Remember, back in February, when eight precious Corvettes were swallowed by an unforgiving sinkhole that opened up inside the National Corvette Museum in Bowling Green, Kentucky? While that natural disaster has brought visitors from around the globe to check out the gaping hole and the cars that fell in it, the museum and General Motors decided it was about time to repair the three Corvettes that are salvageable.
The first restored sinkhole Corvette, a 2009 Corvette ZR1 called the “Blue Devil,” made a surprise stop at the SEMA show in Vegas on its way home. The “Blue Devil” was the least damaged Corvette, and was lifted out of the sinkhole just weeks after the ground opened up, and has now been repaired to its former glory.

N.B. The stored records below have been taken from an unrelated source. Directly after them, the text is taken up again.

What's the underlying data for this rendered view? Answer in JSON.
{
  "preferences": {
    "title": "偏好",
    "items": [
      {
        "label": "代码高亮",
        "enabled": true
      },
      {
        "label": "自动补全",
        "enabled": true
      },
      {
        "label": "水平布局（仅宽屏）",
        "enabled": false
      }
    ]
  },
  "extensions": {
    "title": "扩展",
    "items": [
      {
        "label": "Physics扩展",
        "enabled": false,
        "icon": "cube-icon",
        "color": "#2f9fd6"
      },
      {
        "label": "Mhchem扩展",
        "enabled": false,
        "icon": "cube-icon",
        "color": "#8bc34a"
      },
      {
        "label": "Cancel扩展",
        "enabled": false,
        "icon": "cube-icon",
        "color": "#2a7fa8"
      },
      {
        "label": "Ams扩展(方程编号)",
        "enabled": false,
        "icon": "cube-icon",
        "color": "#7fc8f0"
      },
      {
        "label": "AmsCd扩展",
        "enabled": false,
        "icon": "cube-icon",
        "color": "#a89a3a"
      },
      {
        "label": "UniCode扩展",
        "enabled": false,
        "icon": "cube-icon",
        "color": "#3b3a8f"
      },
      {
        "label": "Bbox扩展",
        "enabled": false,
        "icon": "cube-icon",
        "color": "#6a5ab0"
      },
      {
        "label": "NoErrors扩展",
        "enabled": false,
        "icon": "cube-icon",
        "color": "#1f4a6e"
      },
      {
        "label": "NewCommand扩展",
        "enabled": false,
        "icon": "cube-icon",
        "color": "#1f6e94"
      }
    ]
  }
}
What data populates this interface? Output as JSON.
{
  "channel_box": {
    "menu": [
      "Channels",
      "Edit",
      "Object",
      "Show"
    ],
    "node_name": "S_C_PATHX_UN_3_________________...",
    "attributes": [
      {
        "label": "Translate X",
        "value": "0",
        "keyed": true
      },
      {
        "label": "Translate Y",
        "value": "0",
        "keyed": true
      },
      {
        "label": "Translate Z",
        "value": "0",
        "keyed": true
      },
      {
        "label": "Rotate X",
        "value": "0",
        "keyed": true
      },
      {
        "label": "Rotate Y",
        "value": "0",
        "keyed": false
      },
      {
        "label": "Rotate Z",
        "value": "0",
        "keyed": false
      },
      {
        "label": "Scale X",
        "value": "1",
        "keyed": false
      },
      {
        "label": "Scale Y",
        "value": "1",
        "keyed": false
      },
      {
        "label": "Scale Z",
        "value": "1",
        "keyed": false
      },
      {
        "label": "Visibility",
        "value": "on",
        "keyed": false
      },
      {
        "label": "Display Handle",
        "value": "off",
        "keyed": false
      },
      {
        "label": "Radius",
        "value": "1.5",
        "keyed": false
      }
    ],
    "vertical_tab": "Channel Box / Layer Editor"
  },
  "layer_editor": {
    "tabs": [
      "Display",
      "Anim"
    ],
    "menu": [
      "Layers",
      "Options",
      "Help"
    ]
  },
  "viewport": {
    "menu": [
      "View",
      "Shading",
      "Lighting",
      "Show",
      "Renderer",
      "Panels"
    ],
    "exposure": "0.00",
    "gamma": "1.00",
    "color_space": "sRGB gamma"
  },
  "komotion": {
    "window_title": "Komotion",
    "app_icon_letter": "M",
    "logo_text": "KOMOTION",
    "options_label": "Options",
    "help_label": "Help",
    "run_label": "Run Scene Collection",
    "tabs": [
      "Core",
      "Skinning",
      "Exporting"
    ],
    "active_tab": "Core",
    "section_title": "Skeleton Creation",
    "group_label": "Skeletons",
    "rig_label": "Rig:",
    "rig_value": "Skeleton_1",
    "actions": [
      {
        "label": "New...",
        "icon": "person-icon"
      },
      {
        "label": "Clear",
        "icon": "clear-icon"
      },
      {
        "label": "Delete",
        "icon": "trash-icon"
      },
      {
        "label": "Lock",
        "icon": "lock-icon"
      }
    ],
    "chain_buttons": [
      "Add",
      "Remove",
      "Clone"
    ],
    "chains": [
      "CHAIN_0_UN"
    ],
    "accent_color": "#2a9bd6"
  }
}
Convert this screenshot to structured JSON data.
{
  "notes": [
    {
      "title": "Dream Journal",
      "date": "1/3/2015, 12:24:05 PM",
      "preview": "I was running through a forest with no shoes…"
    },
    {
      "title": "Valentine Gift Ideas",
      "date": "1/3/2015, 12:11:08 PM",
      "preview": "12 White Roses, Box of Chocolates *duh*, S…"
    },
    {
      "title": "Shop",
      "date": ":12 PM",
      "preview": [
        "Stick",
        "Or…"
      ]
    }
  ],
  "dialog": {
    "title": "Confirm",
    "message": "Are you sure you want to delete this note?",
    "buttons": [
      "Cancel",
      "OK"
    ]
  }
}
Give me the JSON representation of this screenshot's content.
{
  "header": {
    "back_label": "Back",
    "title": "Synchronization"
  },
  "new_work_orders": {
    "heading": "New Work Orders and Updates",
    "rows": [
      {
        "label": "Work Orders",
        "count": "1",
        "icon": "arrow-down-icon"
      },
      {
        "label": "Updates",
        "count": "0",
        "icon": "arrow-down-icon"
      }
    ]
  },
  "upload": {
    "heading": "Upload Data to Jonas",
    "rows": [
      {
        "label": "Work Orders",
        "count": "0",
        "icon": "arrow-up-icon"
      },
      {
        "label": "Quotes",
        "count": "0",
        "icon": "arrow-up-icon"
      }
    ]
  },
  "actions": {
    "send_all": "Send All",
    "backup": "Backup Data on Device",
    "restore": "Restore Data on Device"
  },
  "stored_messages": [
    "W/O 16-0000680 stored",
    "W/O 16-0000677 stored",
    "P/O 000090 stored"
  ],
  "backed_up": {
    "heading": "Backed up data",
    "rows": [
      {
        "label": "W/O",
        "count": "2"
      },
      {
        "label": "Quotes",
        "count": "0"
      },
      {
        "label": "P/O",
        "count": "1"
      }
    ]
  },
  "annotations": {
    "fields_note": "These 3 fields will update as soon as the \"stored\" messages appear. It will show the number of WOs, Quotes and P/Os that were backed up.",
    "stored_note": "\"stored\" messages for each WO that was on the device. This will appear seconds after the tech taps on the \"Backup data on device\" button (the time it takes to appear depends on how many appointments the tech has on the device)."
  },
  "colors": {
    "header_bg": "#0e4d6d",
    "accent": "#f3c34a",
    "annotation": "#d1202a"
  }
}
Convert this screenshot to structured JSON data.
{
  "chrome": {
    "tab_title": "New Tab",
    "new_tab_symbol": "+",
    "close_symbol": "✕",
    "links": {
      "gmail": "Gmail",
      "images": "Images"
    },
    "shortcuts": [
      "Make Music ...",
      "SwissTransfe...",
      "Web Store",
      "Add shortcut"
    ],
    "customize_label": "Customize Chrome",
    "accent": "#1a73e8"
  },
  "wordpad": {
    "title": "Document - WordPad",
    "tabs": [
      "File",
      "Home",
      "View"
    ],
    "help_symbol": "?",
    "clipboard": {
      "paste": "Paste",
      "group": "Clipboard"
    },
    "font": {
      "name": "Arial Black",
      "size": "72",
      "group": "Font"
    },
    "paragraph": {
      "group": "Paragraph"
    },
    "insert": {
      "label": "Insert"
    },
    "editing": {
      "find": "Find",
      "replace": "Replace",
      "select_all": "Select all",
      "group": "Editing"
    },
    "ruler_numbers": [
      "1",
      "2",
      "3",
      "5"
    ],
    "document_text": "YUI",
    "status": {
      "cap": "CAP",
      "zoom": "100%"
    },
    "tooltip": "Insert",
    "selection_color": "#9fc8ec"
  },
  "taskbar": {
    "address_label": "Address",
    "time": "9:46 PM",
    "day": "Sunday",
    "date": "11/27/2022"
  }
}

According to USA Today, damage consisted of cracked carbon-fiber ground effects, broken passenger-side rocker panel, damaged passenger front fender, and cracks in the windshield, both doors, and the oil lines leading to the engine. It took about six weeks to restore the classic car to its original condition.
“It was great to recover it, bring it back to Chevrolet, and begin the restoration of this significant Corvette,” said Jim Campbell, the US VP of performance vehicles and motorsports.
The other two Corvettes will be restored next year: the one millionth Corvette and a 1962 Corvette. The other five Corvettes, for the time being, will remain as they are, both a tourist attraction and a piece of history.
Are you ready for a Corvette of your very own? Stop by Nehls Chevrolet today!